At various times in its more than 300-year history, Trinity Parish has included a total of eleven different chapels. Some were created to serve scattered communicants who followed the general shift uptown in Manhattan. Others were founded to further missionary work in less well-to-do communities. Most chapels still in existence in the 1970s were made independent in 1976. The exceptions were the Chapel of St. Cornelius the Centurion on Governor’s Island, and St. Paul’s Chapel, which remains an active part of the Trinity parish. In addition, Trinity, sometimes called the “mother of churches,” has provided aid to more than 300 churches in the metropolitan area throughout its history.
Today, the small group of Anglicans that founded Trinity Church Wall Street has grown to a community of more than 1,200 members with a long history of ministry both locally and globally. Trinity has given away a portion of the original land grant from Queen Anne to aid other churches and uses what remains to support its ministries. From the founding of a Charity School in 1709, to support for Desmond Tutu in Apartheid-era South Africa, to a wide variety of programs today, Trinity has evolved to respond to the spiritual and material needs of a changing, interconnected world.
THE REV. WILLIAM VESEY, D.D.
First Rector, 1697-1746
THE REV. HENRY BARCLAY, D.D.
Second Rector, 1746-1764
THE REV. SAMUEL AUCHMUTY, D.D.
Third Rector, 1764-1777
THE RT. REV. CHARLES INGLIS, D.D.
Fourth Rector, 1777-1783
THE RT. REV. BENJAMIN MOORE, S.T.D.
Sixth Rector, 1800-1816
THE RT. REV. JOHN HENRY HOBART, D.D.
Seventh Rector, 1816-1830
THE REV. WILLIAM BERRIAN, D.D.
Eighth Rector, 1830-1862
THE REV MORGAN DIX, S.T.D., D.C.L.
Ninth Rector, 1862-1908
THE RT. REV. WILLIAM THOMAS MANNING, D.D., S.T.D., D.C.L.
Tenth Rector, 1908-1921
THE REV. CALEB ROCHFORD STETSON, S.T.D.
Eleventh Rector, 1921-1932
THE REV. FREDERIC SYDNEY FLEMING, D.D., L.L.D., S.T.D.
Twelfth Rector, 1932-1951
THE REV. JOHN HEUSS, D.D., S.T.D., L.H.D.
Thirteenth Rector, 1952-1966
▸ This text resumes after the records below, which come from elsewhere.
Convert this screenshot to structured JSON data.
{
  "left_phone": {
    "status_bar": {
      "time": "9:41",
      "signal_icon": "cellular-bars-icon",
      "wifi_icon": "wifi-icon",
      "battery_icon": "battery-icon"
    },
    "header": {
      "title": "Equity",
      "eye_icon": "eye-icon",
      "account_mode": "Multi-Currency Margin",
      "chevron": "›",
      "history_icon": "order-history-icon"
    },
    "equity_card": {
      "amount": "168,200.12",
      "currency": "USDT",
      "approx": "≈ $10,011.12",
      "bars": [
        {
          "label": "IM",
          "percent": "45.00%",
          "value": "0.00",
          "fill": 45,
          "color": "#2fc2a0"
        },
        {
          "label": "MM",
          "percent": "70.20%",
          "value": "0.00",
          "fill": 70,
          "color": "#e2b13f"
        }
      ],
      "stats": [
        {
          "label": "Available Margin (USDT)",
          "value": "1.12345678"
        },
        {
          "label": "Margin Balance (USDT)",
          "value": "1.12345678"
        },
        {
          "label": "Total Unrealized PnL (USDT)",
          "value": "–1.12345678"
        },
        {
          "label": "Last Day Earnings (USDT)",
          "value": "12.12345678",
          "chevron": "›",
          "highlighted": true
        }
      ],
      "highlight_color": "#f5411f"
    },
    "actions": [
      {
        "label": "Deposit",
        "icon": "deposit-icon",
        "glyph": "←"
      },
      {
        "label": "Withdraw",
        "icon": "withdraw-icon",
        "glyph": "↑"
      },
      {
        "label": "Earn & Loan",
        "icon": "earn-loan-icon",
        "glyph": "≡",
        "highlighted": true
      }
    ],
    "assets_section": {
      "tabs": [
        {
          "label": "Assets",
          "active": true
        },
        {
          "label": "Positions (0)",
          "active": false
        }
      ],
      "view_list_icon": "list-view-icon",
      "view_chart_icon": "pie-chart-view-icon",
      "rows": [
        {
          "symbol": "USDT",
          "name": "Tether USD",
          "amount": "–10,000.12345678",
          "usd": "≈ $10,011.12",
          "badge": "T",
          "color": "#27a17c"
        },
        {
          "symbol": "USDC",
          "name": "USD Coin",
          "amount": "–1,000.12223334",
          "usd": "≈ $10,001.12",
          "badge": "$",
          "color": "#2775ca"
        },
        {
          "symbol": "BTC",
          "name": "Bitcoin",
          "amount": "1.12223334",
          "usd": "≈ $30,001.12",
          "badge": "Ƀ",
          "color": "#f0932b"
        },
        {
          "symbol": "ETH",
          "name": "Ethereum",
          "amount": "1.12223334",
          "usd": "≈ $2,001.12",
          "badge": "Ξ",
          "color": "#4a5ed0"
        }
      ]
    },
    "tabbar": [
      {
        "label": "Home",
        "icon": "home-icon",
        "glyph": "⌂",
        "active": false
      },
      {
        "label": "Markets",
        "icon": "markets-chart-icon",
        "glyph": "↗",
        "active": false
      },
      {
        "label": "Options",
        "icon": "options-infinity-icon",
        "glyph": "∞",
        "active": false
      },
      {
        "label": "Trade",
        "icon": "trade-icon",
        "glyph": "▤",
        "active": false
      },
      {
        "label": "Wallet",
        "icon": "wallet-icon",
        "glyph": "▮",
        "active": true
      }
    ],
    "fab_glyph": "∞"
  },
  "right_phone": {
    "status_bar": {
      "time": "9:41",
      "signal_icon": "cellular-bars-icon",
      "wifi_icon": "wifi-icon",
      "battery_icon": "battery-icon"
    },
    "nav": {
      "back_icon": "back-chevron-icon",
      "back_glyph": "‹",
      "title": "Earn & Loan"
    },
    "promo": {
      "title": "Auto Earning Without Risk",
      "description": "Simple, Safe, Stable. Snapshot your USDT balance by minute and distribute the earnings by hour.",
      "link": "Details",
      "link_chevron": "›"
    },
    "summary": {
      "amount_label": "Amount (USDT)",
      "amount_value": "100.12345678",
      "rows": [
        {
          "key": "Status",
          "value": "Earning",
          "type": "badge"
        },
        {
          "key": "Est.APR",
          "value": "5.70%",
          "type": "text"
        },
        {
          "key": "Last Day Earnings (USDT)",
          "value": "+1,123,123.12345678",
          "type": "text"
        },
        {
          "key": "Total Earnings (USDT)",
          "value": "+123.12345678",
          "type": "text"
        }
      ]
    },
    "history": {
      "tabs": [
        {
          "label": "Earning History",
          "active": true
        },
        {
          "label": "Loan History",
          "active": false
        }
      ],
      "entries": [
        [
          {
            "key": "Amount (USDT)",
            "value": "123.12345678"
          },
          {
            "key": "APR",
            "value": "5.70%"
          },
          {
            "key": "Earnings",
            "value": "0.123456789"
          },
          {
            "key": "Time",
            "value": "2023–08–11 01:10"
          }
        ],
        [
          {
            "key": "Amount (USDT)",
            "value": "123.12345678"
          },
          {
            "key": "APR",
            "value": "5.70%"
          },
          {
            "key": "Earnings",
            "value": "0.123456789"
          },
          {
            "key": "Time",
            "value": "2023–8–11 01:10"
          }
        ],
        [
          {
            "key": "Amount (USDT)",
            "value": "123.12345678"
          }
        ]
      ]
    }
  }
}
THE REV. JOHN VERNON BUTLER, D.D., S.T.D.
Fourteenth Rector, 1966-1972
THE REV. ROBERT RAY PARKS, D.D., S.T.D.
Fifteenth Rector, 1972-1987
THE REV. DANIEL PAUL MATTHEWS, D.D., L.H.D.
Sixteenth Rector, 1987-2004
THE REV DR. JAMES H. COOPER
Seventeenth Rector, 2004-2015
THE REV. DR. WILLIAM LUPFER, D.M.
Eighteenth Rector, 2015-2020
THE REV. PHILLIP A. JACKSON, M.Div.
Nineteenth Rector, 2022-present